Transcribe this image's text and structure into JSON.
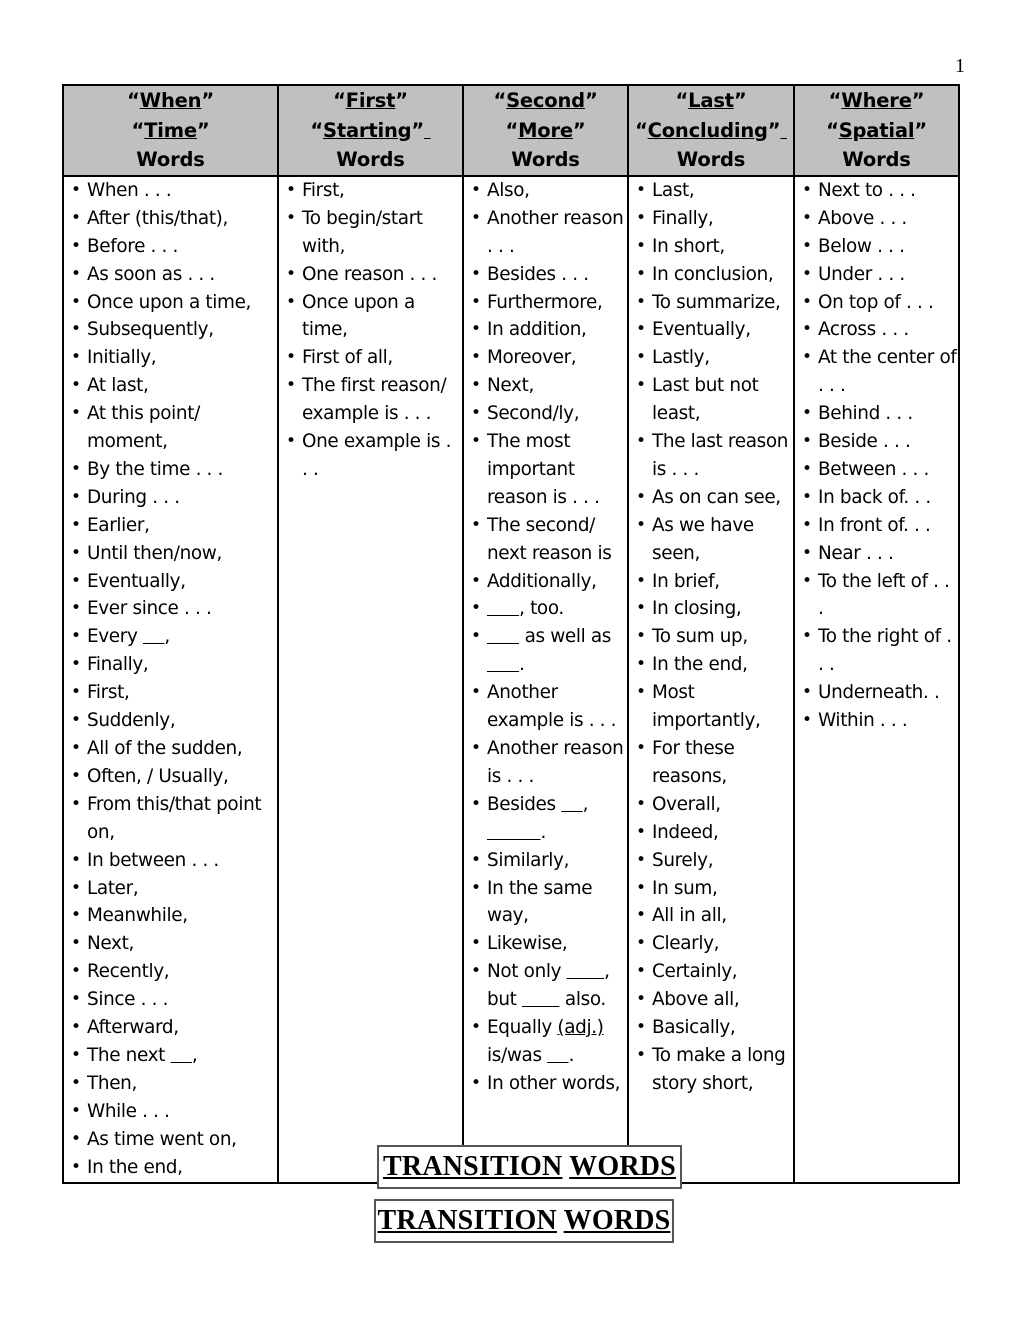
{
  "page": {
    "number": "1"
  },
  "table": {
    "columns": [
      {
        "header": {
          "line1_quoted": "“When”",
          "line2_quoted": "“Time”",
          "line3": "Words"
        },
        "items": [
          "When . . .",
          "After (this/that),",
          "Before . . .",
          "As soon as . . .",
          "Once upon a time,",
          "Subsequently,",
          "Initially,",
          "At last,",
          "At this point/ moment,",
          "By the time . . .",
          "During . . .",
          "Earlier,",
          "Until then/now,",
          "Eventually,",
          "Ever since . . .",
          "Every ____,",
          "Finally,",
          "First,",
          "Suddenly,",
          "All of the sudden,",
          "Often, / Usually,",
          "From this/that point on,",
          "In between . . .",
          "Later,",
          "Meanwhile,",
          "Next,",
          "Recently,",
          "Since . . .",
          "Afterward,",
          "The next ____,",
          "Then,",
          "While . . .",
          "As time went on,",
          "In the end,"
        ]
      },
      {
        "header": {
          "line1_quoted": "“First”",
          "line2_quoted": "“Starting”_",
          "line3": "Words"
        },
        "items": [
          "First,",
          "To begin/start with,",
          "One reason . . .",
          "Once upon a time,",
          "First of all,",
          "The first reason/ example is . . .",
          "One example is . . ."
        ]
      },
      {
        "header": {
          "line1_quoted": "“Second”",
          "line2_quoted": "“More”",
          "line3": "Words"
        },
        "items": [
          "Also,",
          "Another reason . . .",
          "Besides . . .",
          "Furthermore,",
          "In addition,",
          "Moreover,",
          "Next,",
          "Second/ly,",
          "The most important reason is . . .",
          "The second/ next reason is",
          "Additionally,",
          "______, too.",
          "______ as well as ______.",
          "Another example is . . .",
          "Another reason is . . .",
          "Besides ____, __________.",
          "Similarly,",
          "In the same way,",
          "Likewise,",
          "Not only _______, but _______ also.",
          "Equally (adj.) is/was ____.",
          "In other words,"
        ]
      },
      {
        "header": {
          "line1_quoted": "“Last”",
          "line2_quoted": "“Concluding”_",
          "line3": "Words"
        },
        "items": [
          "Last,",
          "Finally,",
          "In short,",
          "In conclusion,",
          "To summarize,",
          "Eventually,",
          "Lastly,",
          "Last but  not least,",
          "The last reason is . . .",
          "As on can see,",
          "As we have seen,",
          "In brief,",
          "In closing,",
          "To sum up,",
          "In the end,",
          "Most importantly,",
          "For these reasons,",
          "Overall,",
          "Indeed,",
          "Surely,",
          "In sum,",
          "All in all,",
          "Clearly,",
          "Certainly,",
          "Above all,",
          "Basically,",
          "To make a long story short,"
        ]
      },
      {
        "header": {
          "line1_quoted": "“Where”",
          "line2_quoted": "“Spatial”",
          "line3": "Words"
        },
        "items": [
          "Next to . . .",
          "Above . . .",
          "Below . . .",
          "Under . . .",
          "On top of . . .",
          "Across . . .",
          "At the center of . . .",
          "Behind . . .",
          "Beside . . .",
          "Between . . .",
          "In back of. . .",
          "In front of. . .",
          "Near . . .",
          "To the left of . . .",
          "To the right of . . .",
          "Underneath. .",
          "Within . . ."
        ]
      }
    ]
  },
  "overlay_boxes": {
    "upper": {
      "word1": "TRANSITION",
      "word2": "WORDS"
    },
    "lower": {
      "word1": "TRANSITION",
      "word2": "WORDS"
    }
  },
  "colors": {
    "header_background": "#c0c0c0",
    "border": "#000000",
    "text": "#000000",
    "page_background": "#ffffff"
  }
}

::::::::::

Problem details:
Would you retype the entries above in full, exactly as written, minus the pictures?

Reply:
Transcribe this image's text and structure into JSON.
{
  "page": {
    "number": "1"
  },
  "table": {
    "columns": [
      {
        "header": {
          "line1_quoted": "“When”",
          "line2_quoted": "“Time”",
          "line3": "Words"
        },
        "items": [
          "When . . .",
          "After (this/that),",
          "Before . . .",
          "As soon as . . .",
          "Once upon a time,",
          "Subsequently,",
          "Initially,",
          "At last,",
          "At this point/ moment,",
          "By the time . . .",
          "During . . .",
          "Earlier,",
          "Until then/now,",
          "Eventually,",
          "Ever since . . .",
          "Every ____,",
          "Finally,",
          "First,",
          "Suddenly,",
          "All of the sudden,",
          "Often, / Usually,",
          "From this/that point on,",
          "In between . . .",
          "Later,",
          "Meanwhile,",
          "Next,",
          "Recently,",
          "Since . . .",
          "Afterward,",
          "The next ____,",
          "Then,",
          "While . . .",
          "As time went on,",
          "In the end,"
        ]
      },
      {
        "header": {
          "line1_quoted": "“First”",
          "line2_quoted": "“Starting”_",
          "line3": "Words"
        },
        "items": [
          "First,",
          "To begin/start with,",
          "One reason . . .",
          "Once upon a time,",
          "First of all,",
          "The first reason/ example is . . .",
          "One example is . . ."
        ]
      },
      {
        "header": {
          "line1_quoted": "“Second”",
          "line2_quoted": "“More”",
          "line3": "Words"
        },
        "items": [
          "Also,",
          "Another reason . . .",
          "Besides . . .",
          "Furthermore,",
          "In addition,",
          "Moreover,",
          "Next,",
          "Second/ly,",
          "The most important reason is . . .",
          "The second/ next reason is",
          "Additionally,",
          "______, too.",
          "______ as well as ______.",
          "Another example is . . .",
          "Another reason is . . .",
          "Besides ____, __________.",
          "Similarly,",
          "In the same way,",
          "Likewise,",
          "Not only _______, but _______ also.",
          "Equally (adj.) is/was ____.",
          "In other words,"
        ]
      },
      {
        "header": {
          "line1_quoted": "“Last”",
          "line2_quoted": "“Concluding”_",
          "line3": "Words"
        },
        "items": [
          "Last,",
          "Finally,",
          "In short,",
          "In conclusion,",
          "To summarize,",
          "Eventually,",
          "Lastly,",
          "Last but  not least,",
          "The last reason is . . .",
          "As on can see,",
          "As we have seen,",
          "In brief,",
          "In closing,",
          "To sum up,",
          "In the end,",
          "Most importantly,",
          "For these reasons,",
          "Overall,",
          "Indeed,",
          "Surely,",
          "In sum,",
          "All in all,",
          "Clearly,",
          "Certainly,",
          "Above all,",
          "Basically,",
          "To make a long story short,"
        ]
      },
      {
        "header": {
          "line1_quoted": "“Where”",
          "line2_quoted": "“Spatial”",
          "line3": "Words"
        },
        "items": [
          "Next to . . .",
          "Above . . .",
          "Below . . .",
          "Under . . .",
          "On top of . . .",
          "Across . . .",
          "At the center of . . .",
          "Behind . . .",
          "Beside . . .",
          "Between . . .",
          "In back of. . .",
          "In front of. . .",
          "Near . . .",
          "To the left of . . .",
          "To the right of . . .",
          "Underneath. .",
          "Within . . ."
        ]
      }
    ]
  },
  "overlay_boxes": {
    "upper": {
      "word1": "TRANSITION",
      "word2": "WORDS"
    },
    "lower": {
      "word1": "TRANSITION",
      "word2": "WORDS"
    }
  },
  "colors": {
    "header_background": "#c0c0c0",
    "border": "#000000",
    "text": "#000000",
    "page_background": "#ffffff"
  }
}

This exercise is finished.